Uncommon Descent Serving The Intelligent Design Community

Newly discovered giant planet does not follow the rules

NGTS-1b and star (artist’s impression) /Mark Garlick, University of Warwick

From Nicole Mortillaro at CBC:

The star is a red M-dwarf, the most common star in our universe. But until now, it wasn’t believed that a gaseous planet of such a size, would ever exist orbiting this type of low-mass star.

The reason astronomers believed that a gas giant this large wasn’t capable of forming around a low-mass star was due to the belief that there isn’t enough material in a cloud of dust and debris that form star systems such as this one.

“Perhaps we’ve just been very lucky and found something that is very, very rare,” said Bayliss, lead author of the paper which will be published in the journal Monthly Notices of the Royal Astronomical Society.

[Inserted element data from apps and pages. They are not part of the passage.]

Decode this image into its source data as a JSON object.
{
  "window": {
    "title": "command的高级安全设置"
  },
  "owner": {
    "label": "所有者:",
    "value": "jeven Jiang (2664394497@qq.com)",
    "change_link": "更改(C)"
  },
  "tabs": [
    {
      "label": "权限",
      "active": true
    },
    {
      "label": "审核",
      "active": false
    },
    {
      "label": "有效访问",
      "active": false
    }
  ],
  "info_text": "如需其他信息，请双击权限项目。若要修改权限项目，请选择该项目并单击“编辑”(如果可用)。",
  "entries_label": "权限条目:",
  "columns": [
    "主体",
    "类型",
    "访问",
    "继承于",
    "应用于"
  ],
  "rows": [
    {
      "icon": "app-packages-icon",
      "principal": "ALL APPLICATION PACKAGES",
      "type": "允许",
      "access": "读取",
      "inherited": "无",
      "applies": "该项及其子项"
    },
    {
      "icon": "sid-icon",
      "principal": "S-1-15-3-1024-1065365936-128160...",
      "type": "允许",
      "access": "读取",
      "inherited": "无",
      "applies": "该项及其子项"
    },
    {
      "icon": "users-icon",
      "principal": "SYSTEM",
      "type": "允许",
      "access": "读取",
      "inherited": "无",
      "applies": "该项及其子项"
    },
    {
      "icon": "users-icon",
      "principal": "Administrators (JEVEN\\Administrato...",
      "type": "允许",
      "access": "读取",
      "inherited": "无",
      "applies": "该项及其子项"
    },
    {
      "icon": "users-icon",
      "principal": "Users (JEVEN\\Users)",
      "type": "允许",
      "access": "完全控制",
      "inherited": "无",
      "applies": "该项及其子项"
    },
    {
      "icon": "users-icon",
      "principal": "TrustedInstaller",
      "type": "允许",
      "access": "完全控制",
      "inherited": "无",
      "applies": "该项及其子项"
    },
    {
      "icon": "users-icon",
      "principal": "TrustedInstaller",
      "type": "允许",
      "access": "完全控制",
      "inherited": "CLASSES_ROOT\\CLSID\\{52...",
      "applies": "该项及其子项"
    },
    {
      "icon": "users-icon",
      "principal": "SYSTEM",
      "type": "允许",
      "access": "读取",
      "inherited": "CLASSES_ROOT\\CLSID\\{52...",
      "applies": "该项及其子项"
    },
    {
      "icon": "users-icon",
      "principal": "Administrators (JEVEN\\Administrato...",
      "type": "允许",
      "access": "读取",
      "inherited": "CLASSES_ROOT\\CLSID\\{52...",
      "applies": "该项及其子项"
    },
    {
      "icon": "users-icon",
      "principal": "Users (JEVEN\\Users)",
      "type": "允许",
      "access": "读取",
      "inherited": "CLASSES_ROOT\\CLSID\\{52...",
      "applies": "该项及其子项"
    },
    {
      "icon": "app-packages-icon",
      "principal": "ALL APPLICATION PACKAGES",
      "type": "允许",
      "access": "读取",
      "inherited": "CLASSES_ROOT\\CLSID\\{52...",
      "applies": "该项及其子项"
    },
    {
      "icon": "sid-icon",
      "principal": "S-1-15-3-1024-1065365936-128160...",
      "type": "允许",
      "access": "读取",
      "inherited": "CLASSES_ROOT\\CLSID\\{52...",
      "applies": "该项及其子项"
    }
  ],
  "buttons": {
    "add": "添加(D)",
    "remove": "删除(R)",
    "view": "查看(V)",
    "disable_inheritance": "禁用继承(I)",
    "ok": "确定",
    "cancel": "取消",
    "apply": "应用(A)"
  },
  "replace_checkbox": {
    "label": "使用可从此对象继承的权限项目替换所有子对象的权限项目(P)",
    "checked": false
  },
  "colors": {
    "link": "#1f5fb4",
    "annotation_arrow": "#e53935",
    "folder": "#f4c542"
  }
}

“But it’s also possible that this is not so rare; we just have to think a little bit more about how these planets are forming, and perhaps they can form a lot more easily than we thought.” More.

Doubtless, there are many more surprises to come.

Note: Technical information about the planet here.

See also: Rob Sheldon: The skinny on those ten new exoplanets

I'm no astronomer but a quick search indicates that red dwarves are only rarely found as binaries. And while they call gas giants failed stars the reality is that Jupiter would have to be almost 80 times more massive to have a chance of igniting. So unlike "2001 a Space Odyssey" (I'm dating myself) where Jupiter became a second star it's in fact impossible. Latemarch
It may be useful to note that Gas Giants are failed stars. So the next logical question is: how often are red dwarfs paired in binary systems? If the new gas giant catches fire, would it still be remarkable? vmahuna

Leave a Reply